For the past week I have been attending a theatre conference in Baltimore and engaging in that wondrous activity—work travel dining. Work travel dining is far from vacation travel dining, which is planned to be relaxing and pleasurable, and often researched far ahead of time, making the meals themselves their own vacation events. Work travel dining is bites grabbed when a moment exists, packaged food stored in your lodgings, and mostly an endless array of hors’ dourves, pastries, and wine delivered to you by a variety of catering companies. This is not to say the food isn’t creative and tasty, but it does not make a full, rounded, and healthy diet. I dread stepping on the scale in the morning.

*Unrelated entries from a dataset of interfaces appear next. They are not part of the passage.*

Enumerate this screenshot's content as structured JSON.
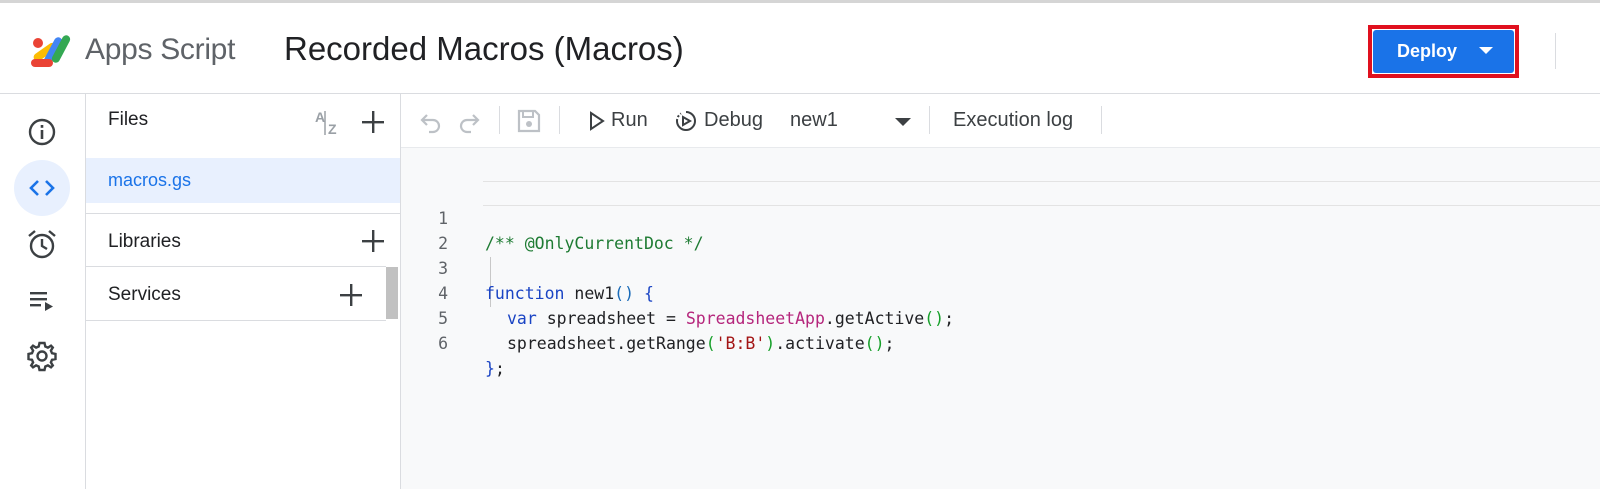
{
  "header": {
    "app_name": "Apps Script",
    "project_title": "Recorded Macros (Macros)",
    "deploy_label": "Deploy"
  },
  "left_nav": {
    "items": [
      "info-icon",
      "code-icon",
      "alarm-clock-icon",
      "executions-icon",
      "settings-gear-icon"
    ],
    "active_index": 1
  },
  "files_panel": {
    "files_title": "Files",
    "files": [
      "macros.gs"
    ],
    "libraries_title": "Libraries",
    "services_title": "Services"
  },
  "toolbar": {
    "run_label": "Run",
    "debug_label": "Debug",
    "function_selected": "new1",
    "execution_log_label": "Execution log"
  },
  "editor": {
    "line_numbers": [
      "1",
      "2",
      "3",
      "4",
      "5",
      "6"
    ],
    "tokens": {
      "l1_comment": "/** @OnlyCurrentDoc */",
      "l3_kw": "function",
      "l3_name": " new1",
      "l3_paren": "()",
      "l3_brace": " {",
      "l4_kw": "var",
      "l4_ident": " spreadsheet = ",
      "l4_cls": "SpreadsheetApp",
      "l4_method": ".getActive",
      "l4_paren": "()",
      "l4_end": ";",
      "l5_a": "spreadsheet.getRange",
      "l5_p1": "(",
      "l5_str": "'B:B'",
      "l5_p2": ")",
      "l5_b": ".activate",
      "l5_p3": "()",
      "l5_end": ";",
      "l6_brace": "}",
      "l6_end": ";"
    }
  },
  "colors": {
    "accent": "#1a73e8",
    "highlight_outline": "#e0101e",
    "active_nav_bg": "#e8f0fe"
  }
}
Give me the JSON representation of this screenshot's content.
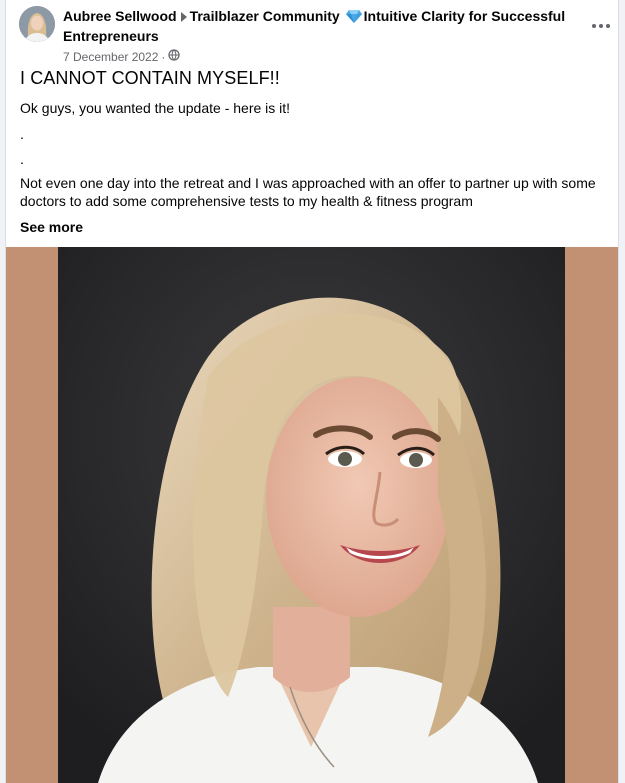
{
  "post": {
    "author": "Aubree Sellwood",
    "group": "Trailblazer Community",
    "topic": "Intuitive Clarity for Successful Entrepreneurs",
    "topic_icon": "gem-icon",
    "date": "7 December 2022",
    "separator": "·",
    "audience_icon": "globe-icon",
    "title": "I CANNOT CONTAIN MYSELF!!",
    "paragraphs": [
      "Ok guys, you wanted the update - here is it!",
      ".",
      ".",
      "Not even one day into the retreat and I was approached with an offer to partner up with some doctors to add some comprehensive tests to my health & fitness program"
    ],
    "see_more": "See more"
  },
  "colors": {
    "media_background": "#c29173",
    "photo_background": "#2a2a2c",
    "gem": "#4aa8e8",
    "text_primary": "#050505",
    "text_secondary": "#65676b"
  }
}
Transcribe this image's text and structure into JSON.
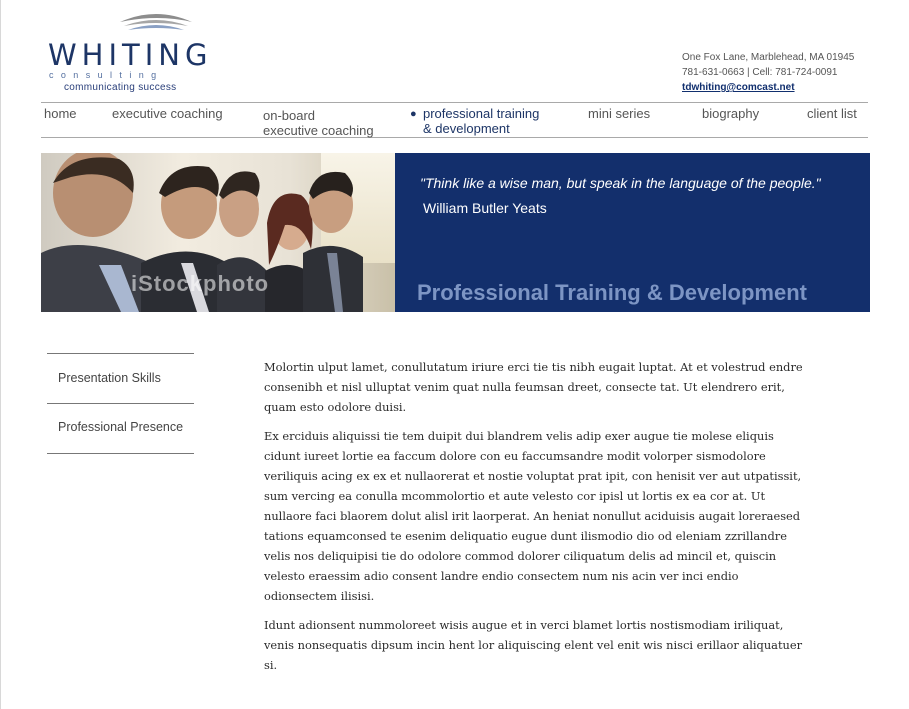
{
  "logo": {
    "wordmark": "WHITING",
    "sub": "consulting",
    "tagline": "communicating success"
  },
  "contact": {
    "address": "One Fox Lane, Marblehead, MA 01945",
    "phones": "781-631-0663 | Cell: 781-724-0091",
    "email": "tdwhiting@comcast.net"
  },
  "nav": {
    "home": "home",
    "executive_coaching": "executive coaching",
    "onboard_line1": "on-board",
    "onboard_line2": "executive coaching",
    "training_line1": "professional training",
    "training_line2": "& development",
    "mini_series": "mini series",
    "biography": "biography",
    "client_list": "client list"
  },
  "banner": {
    "quote": "\"Think like a wise man, but speak in the language of the people.\"",
    "author": "William Butler Yeats",
    "title": "Professional Training & Development",
    "watermark": "iStockphoto"
  },
  "sidebar": {
    "items": [
      "Presentation Skills",
      "Professional Presence"
    ]
  },
  "content": {
    "paragraphs": [
      "Molortin ulput lamet, conullutatum iriure erci tie tis nibh eugait luptat. At et volestrud endre consenibh et nisl ulluptat venim quat nulla feumsan dreet, consecte tat. Ut elendrero erit, quam esto odolore duisi.",
      "Ex erciduis aliquissi tie tem duipit dui blandrem velis adip exer augue tie molese eliquis cidunt iureet lortie ea faccum dolore con eu faccumsandre modit volorper sismodolore veriliquis acing ex ex et nullaorerat et nostie voluptat prat ipit, con henisit ver aut utpatissit, sum vercing ea conulla mcommolortio et aute velesto cor ipisl ut lortis ex ea cor at. Ut nullaore faci blaorem dolut alisl irit laorperat. An heniat nonullut aciduisis augait loreraesed tations equamconsed te esenim deliquatio eugue dunt ilismodio dio od eleniam zzrillandre velis nos deliquipisi tie do odolore commod dolorer ciliquatum delis ad mincil et, quiscin velesto eraessim adio consent landre endio consectem num nis acin ver inci endio odionsectem ilisisi.",
      "Idunt adionsent nummoloreet wisis augue et in verci blamet lortis nostismodiam iriliquat, venis nonsequatis dipsum incin hent lor aliquiscing elent vel enit wis nisci erillaor aliquatuer si."
    ]
  },
  "colors": {
    "navy": "#132f6c",
    "banner_title": "#7d95c4"
  }
}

There were many artistic highlights on the trip, moving speakers and a group of Sudanese dancers that make beautiful art with beautiful purpose. Baltimore, despite my never making it to the lovely inner harbor neighborhood, provided some dining highlights as well.

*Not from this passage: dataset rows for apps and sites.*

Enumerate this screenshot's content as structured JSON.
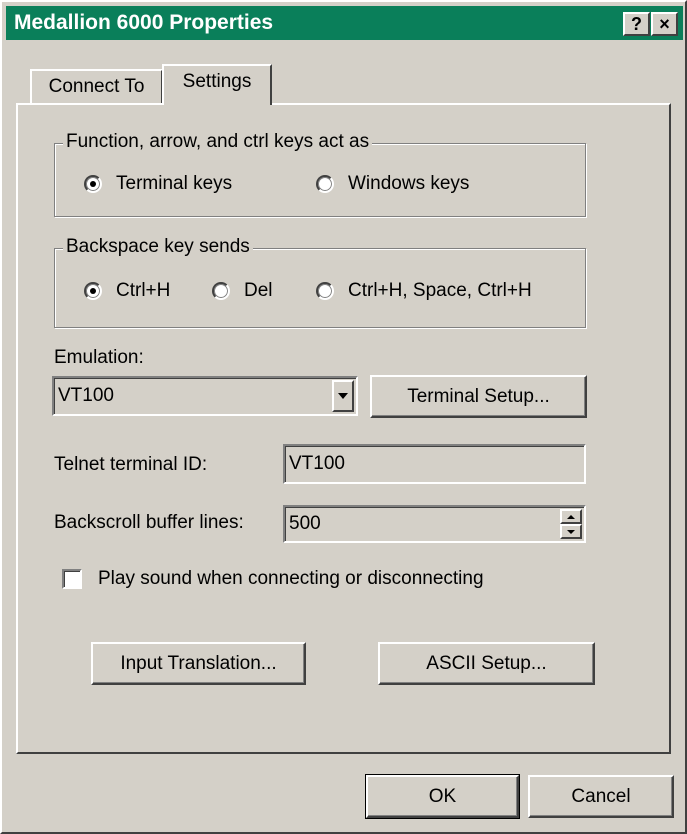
{
  "window": {
    "title": "Medallion 6000 Properties",
    "help_label": "?",
    "close_label": "×",
    "title_bar_color": "#0a7f5a"
  },
  "tabs": [
    {
      "label": "Connect To",
      "selected": false
    },
    {
      "label": "Settings",
      "selected": true
    }
  ],
  "settings": {
    "keys_group": {
      "legend": "Function, arrow, and ctrl keys act as",
      "options": [
        {
          "label": "Terminal keys",
          "selected": true
        },
        {
          "label": "Windows keys",
          "selected": false
        }
      ]
    },
    "backspace_group": {
      "legend": "Backspace key sends",
      "options": [
        {
          "label": "Ctrl+H",
          "selected": true
        },
        {
          "label": "Del",
          "selected": false
        },
        {
          "label": "Ctrl+H, Space, Ctrl+H",
          "selected": false
        }
      ]
    },
    "emulation": {
      "label": "Emulation:",
      "value": "VT100",
      "terminal_setup_label": "Terminal Setup..."
    },
    "telnet_id": {
      "label": "Telnet terminal ID:",
      "value": "VT100"
    },
    "backscroll": {
      "label": "Backscroll buffer lines:",
      "value": "500"
    },
    "play_sound": {
      "label": "Play sound when connecting or disconnecting",
      "checked": false
    },
    "input_translation_label": "Input Translation...",
    "ascii_setup_label": "ASCII Setup..."
  },
  "footer": {
    "ok_label": "OK",
    "cancel_label": "Cancel"
  }
}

The first evening after wandering around trying to find the downtown area (and almost ending up at a deli,) a group of us stumbled upon the lovely My Thai restaurant happy hour. Three dollar wine and sushi was an excellent and revitalizing experience after the long day of travel. The house red wine was a Malbec, a variety I have been very interested in lately. These wines often come from South America and have a nice rounded spice on the palate. As I had eaten sushi for lunch, I ordered their softshell crab special where the crab was done tempora style with a spicy sauce on the side.

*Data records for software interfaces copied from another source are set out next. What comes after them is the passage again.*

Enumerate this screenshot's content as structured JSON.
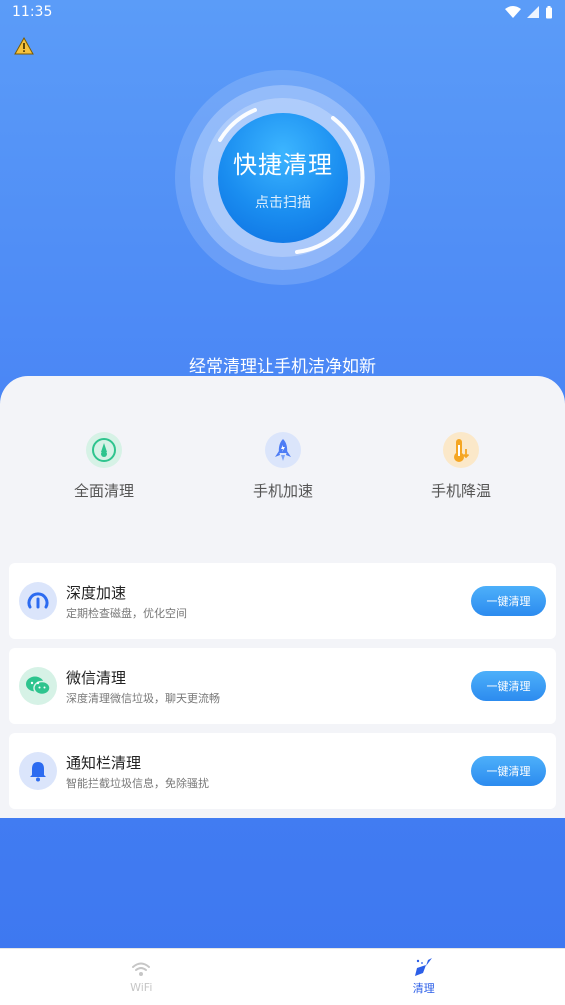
{
  "status_bar": {
    "time": "11:35"
  },
  "scan": {
    "title": "快捷清理",
    "subtitle": "点击扫描"
  },
  "tagline": "经常清理让手机洁净如新",
  "quick_actions": [
    {
      "label": "全面清理",
      "icon": "broom-circle-icon",
      "color": "#2ec48e"
    },
    {
      "label": "手机加速",
      "icon": "rocket-icon",
      "color": "#4d7cf5"
    },
    {
      "label": "手机降温",
      "icon": "thermometer-icon",
      "color": "#f5a623"
    }
  ],
  "list": [
    {
      "title": "深度加速",
      "subtitle": "定期检查磁盘，优化空间",
      "button": "一键清理",
      "icon": "speedometer-icon"
    },
    {
      "title": "微信清理",
      "subtitle": "深度清理微信垃圾，聊天更流畅",
      "button": "一键清理",
      "icon": "wechat-icon"
    },
    {
      "title": "通知栏清理",
      "subtitle": "智能拦截垃圾信息，免除骚扰",
      "button": "一键清理",
      "icon": "bell-icon"
    }
  ],
  "nav": [
    {
      "label": "WiFi",
      "icon": "wifi-icon",
      "active": false
    },
    {
      "label": "清理",
      "icon": "broom-icon",
      "active": true
    }
  ],
  "colors": {
    "accent": "#2c5fe8",
    "background_top": "#5b9cf8",
    "background_bottom": "#3d77f0"
  }
}
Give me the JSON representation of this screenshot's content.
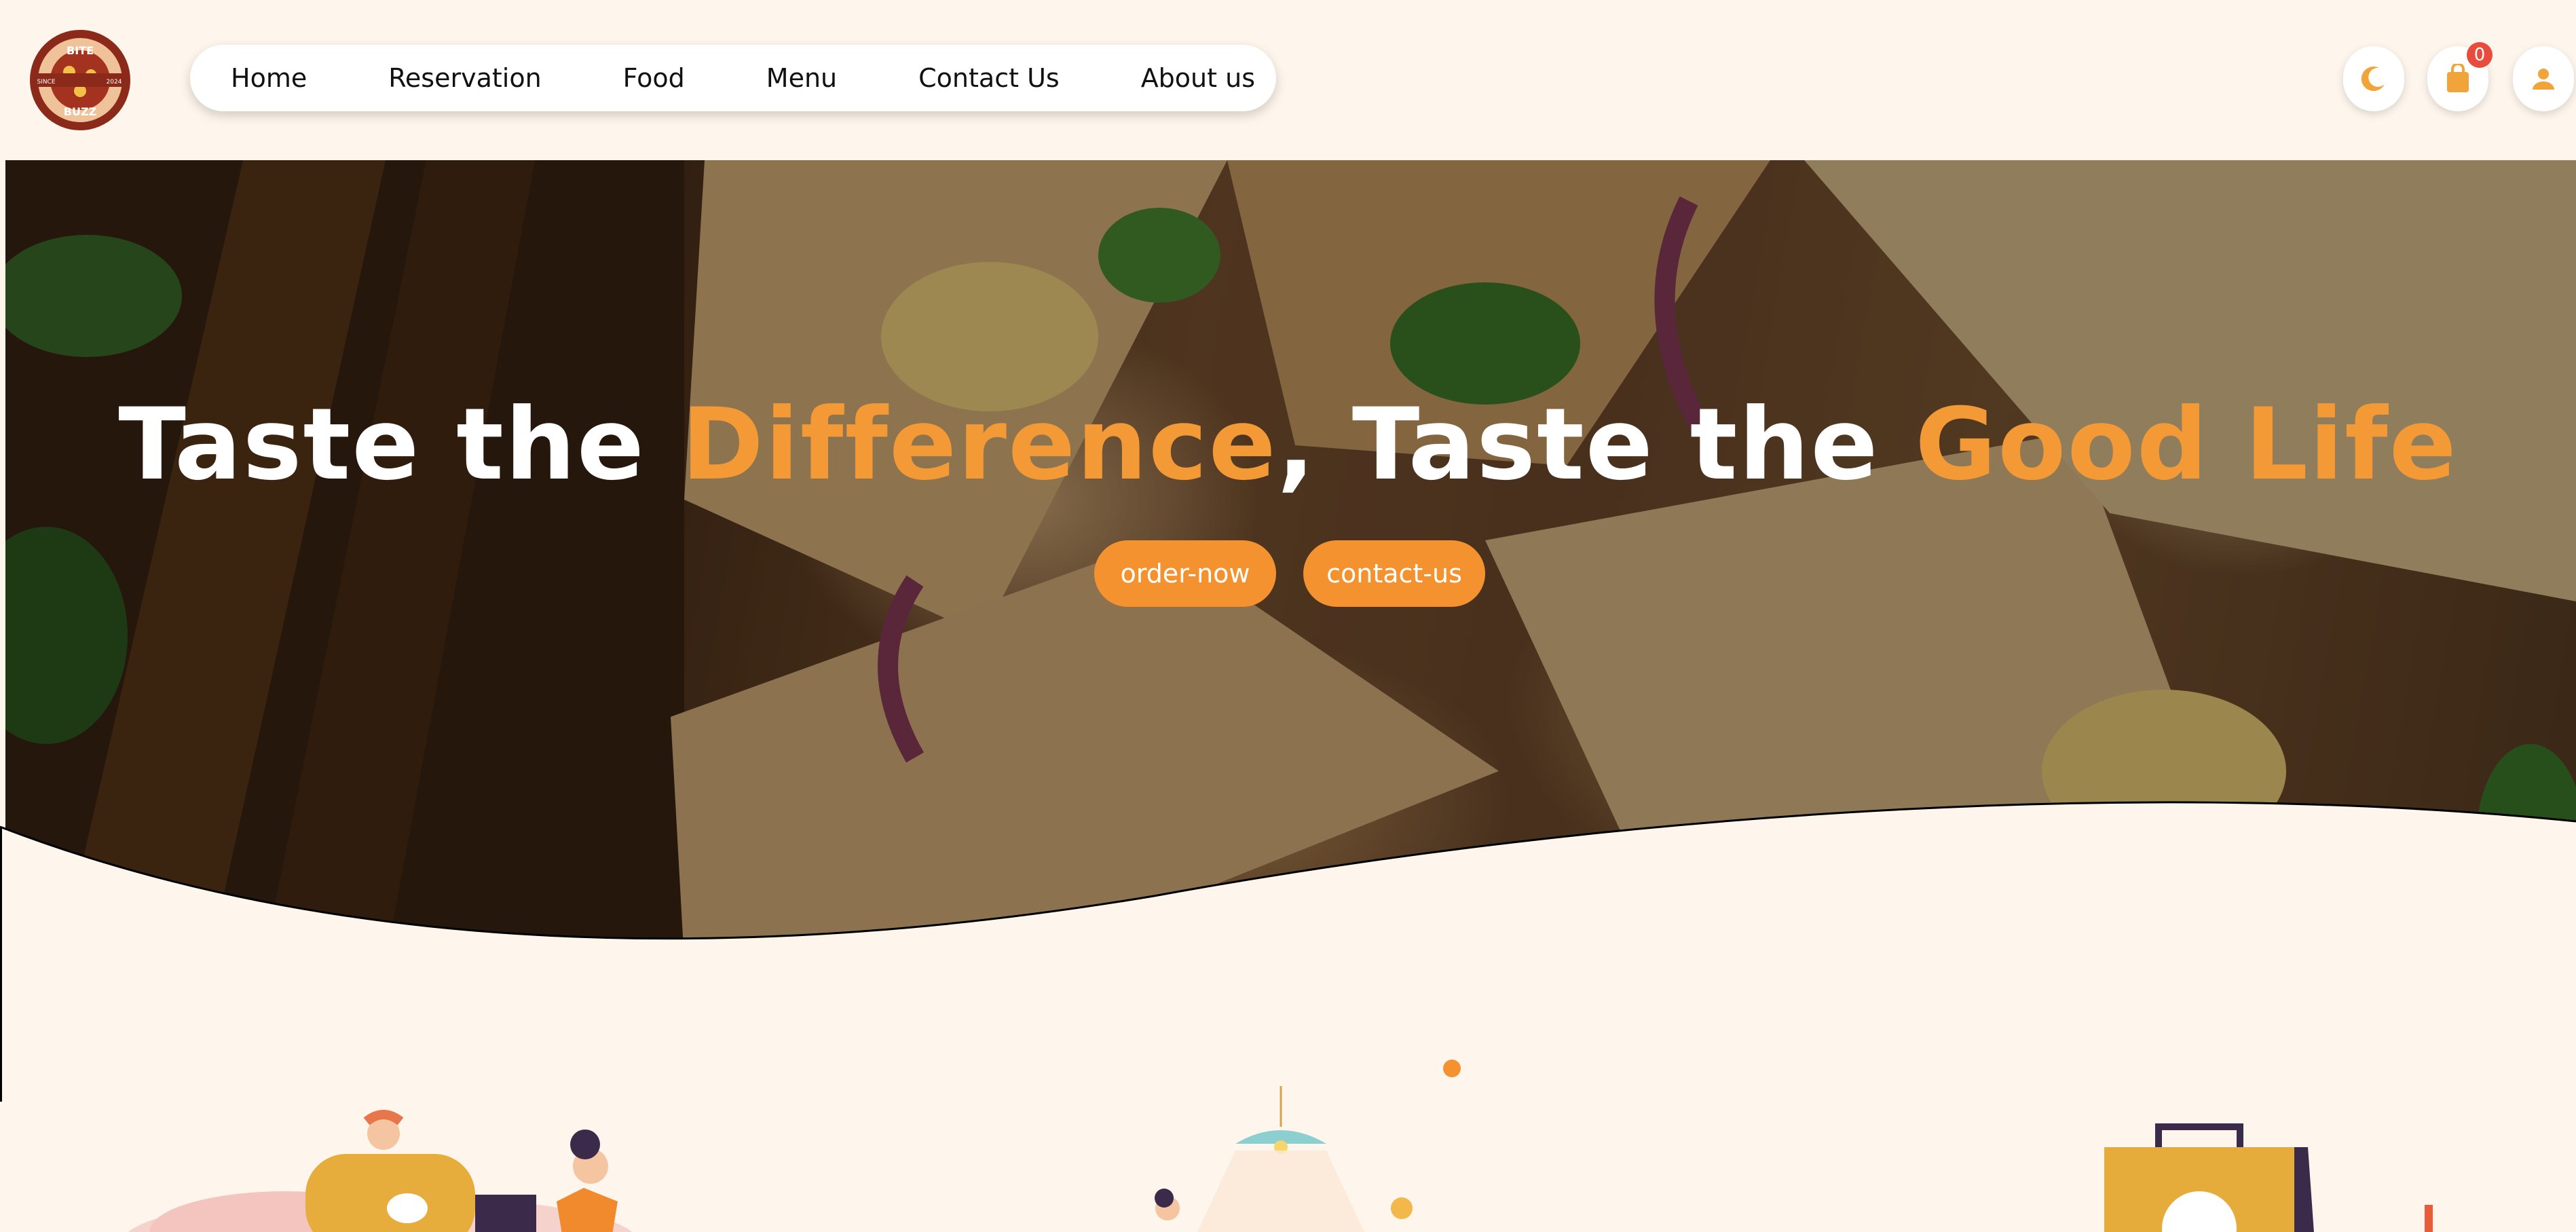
{
  "logo": {
    "text_top": "BITE",
    "text_bottom": "BUZZ",
    "year_left": "SINCE",
    "year_right": "2024"
  },
  "nav": {
    "items": [
      "Home",
      "Reservation",
      "Food",
      "Menu",
      "Contact Us",
      "About us"
    ]
  },
  "header_icons": {
    "cart_count": "0"
  },
  "hero": {
    "title_part1": "Taste the ",
    "title_accent1": "Difference",
    "title_part2": ", Taste the ",
    "title_accent2": "Good Life",
    "order_button": "order-now",
    "contact_button": "contact-us"
  },
  "colors": {
    "accent": "#f3922f",
    "background": "#fef6ec",
    "badge": "#e94b3c"
  }
}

The second day it was decided that drinks were called for before dinner could be dealt with so the group headed to Grand Central where the bartender gets props for pointing out the evening’s vodka special when I ordered my gimlet. The gimlet was mixed smooth and well balanced; I’ve had far too many that were like drinking a bottle of Rose’s Lime Juice. A few drinks into the evening, a few of us decided that if food didn’t happen soon then getting up for the conference in the morning
probably wouldn’t happen either. When the Mexican restaurant we tried to go to was closed (as burritos are amazing drunk food) we found Akbar, a fantastic Indian restaurant. I live in a very Indian neighborhood, but my ordering capabilities are somewhat limited. I do better buffet style, off a menu I know how to recognize the words nan and tandori and that is about it. Luckily we were with an expert orderer who introduced me to Chicken Tikka Masala, a dish that very nearly prompted a marriage proposal from our group to the chef. It was a lovely mild blend of spices, poured over yellow rice or with garlic nan dipped in. We devoured the dish entirely.
While the hors’ dourves, buffets, and glasses of wine tend to blend together in my head from the last few days, a special mention does go to the American Visionary Museum for an excellent Opening Reception. A surprising cream cheese and pesto dip, a taco salad on slivers of baguette, and even a classy re-imagination of the mini pigs in blankets were a satisfying spread amongst inventive pieces of pop art including a huge statue of the drag artist Divine. And this was all made better by the attendance of John Waters. They also served a white wine sangria that reminded me a bit too strongly of lemonade to be considered an artistic showing. If I hadn’t kept it to just one it might have been dangerous—that drink went down far too easily.
Breakfast has been, on the whole, a sad experience for me this week. I stayed in a dorm room with a kitchenette, but no dishes or cooking apparatus. I one point I tried to toast a piece of bread by just resting it on an electric burner, but all I managed to accomplish was burning a circle into the slice. I just put peanut butter on bread after that. When a breakfast spread was laid out it was not exciting—bagels no New Yorker would touch, donuts that looked squishy, and coffee that was at best sub par. Usually I stuck to the almond pastries that were tasty but not exactly a healthy way to start the day.
A sad bagged lunch was also provided on some days, but on one occasion I braved the “Historic Lexington Market” in search of sustenance. Immediately inside the door was a crab place, and since I wasn’t going to make it to the inner harbor I was determined to eat a crab product. A little background: Baltimore has just been named “Murder Capital USA” and some neighborhoods reflect this. One cannot enter Lexington Market without the feeling that it may have been a better idea to come with a group—preferably a group of large, intimidating looking men. Or a big can of mace. I made a brief attempt to explore the market before abandoning the idea and heading for that place next to the door which seemed like the best place to be. I ordered a crabcake sandwich that was served to me by what might have been the ugliest woman in the city with a unibrow that I felt could have used it’s own hairnet, but to her and the establishment’s credit, it was a very decent sandwich. Maybe next time I’ll just see if they deliver.
One of the clear highlights of the trip was the free Old Bay packets given out at the end of the conference, which, as the lovely ladies handing them out pointed out, were "the flavor of Baltimore." You don't want to know how many I fit in my suitcase...
I write this on the bus on the way back to NY, we just stopped at a rest stop where my options were Burger King or Popeye’s. I look forward to being in my own kitchen again, complete with pots and pans and a toaster. Next year’s conference is being held in Chicago, and I’m sure I can find many former favorites of the current White House resident to try before then!